Three meters wide tempera painting on canvas is now owned by the Art Foundation Merita and is no longer in its original location or seen public at the moment.


Play, 1955-1957

During the years 1955-1957 Tove Jansson painted murals featuring Moomins for the staircase of the Aurora Children’s Hospital in Helsinki, Finland. The idea behind the work, called Play, was that children would get excited to watch the Moomin characters play and possibly forget about being in the hospital.

Jansson Tove: LeikkiPhoto: Hannu Aaltonen / FNG


Moomin paintings delighted over one million children and their families in Aurora while the outpatient clinic was in use. Aurora’s children’s units were relocated to Helsinki University Central Hospital in 1997 and in 1998 Kari Petäjä and Maija Poskiparta made a copy of the mural for the staircase of the Children’s Hospital.

After the completion of the Moomin-themed New Children’s Hospital in 2018, a renovation was started at the former Children’s Hospital, which is scheduled for completion in 2021. Later, we will know more whether copies of Jansson’s work can still be seen.

Finland’s first permanent gallery dedicated to Tove Jansson’s art at the Helsinki Art Museum HAM used to present sketches of Aurora Hospital’s murals from the 1950s. In addition to the original sketches, a partial copy of the children’s hospital mural was also on display at HAM. Unfortunately, the works aren’t currently on display.


The three-part mural at Taikurinhattu kindergarten, 1984

Tove Jansson_Pori_1984_summer

Tove Jansson_Pori_1984_autumn2

Tove Jansson_Pori_1984_draft_spring


In 1984, 70-year-old Tove Jansson painted her last monumental work for the Taikurinhattu (Hobgoblin’s hat) kindergarten in Pori, Finland. The three-part mural in the festival hall presents Moominvalley in spring, summer, and autumn.

The kindergarten is designed by Tove’s life companion Tuulikki Pietilä’s brother and his wife, architects Reima and Raili Pietilä. The name of the kindergarten refers to Tove’s book Finn Family Moomintroll (Taikurinhattu in Finnish.)

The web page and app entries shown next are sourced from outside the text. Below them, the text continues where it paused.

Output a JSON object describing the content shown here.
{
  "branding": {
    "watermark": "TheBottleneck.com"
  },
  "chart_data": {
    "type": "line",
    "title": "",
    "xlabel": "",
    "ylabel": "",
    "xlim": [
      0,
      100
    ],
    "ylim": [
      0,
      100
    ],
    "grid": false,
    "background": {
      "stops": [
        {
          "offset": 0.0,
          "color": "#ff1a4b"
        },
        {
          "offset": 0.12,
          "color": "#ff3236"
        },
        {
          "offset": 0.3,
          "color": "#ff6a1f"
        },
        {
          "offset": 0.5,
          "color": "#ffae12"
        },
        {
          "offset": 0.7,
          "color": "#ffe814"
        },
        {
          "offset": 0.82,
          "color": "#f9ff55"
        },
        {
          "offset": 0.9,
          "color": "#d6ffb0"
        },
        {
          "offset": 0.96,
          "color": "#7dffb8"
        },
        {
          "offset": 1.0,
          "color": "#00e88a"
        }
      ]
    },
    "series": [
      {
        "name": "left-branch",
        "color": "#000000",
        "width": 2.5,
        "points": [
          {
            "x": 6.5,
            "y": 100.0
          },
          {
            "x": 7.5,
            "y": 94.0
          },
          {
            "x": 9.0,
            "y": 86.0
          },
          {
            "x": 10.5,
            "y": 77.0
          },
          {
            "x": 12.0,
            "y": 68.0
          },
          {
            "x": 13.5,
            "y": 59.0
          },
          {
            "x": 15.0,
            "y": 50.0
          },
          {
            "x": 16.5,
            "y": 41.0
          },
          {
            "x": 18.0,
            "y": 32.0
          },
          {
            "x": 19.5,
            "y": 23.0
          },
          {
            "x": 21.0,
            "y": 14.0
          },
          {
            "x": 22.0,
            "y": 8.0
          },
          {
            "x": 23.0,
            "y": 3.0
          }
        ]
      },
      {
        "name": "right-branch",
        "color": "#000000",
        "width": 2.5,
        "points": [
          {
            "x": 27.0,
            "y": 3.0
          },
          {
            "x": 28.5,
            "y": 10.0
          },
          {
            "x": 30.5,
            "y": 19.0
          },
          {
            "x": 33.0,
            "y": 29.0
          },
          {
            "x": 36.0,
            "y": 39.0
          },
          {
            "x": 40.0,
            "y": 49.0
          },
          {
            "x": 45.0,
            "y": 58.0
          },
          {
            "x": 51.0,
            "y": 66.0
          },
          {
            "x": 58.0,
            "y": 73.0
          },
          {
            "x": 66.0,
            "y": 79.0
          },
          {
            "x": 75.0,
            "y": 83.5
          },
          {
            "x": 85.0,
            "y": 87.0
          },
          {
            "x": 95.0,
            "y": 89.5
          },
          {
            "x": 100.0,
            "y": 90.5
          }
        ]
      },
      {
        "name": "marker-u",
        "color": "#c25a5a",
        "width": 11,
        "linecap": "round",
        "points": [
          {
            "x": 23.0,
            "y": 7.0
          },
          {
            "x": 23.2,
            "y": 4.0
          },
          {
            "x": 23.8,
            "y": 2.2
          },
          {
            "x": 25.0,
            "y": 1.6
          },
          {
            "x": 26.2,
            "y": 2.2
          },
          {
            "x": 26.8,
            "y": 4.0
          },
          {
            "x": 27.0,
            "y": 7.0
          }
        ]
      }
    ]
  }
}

Tove Jansson brought light and color to Finland recovering from the wars in the 1940s and 50s with her versatile murals and monumental works in public spaces. Although some of the works are aimed directly at children, adults can also find different levels in them. Just like in Tove Jansson’s Moomin books.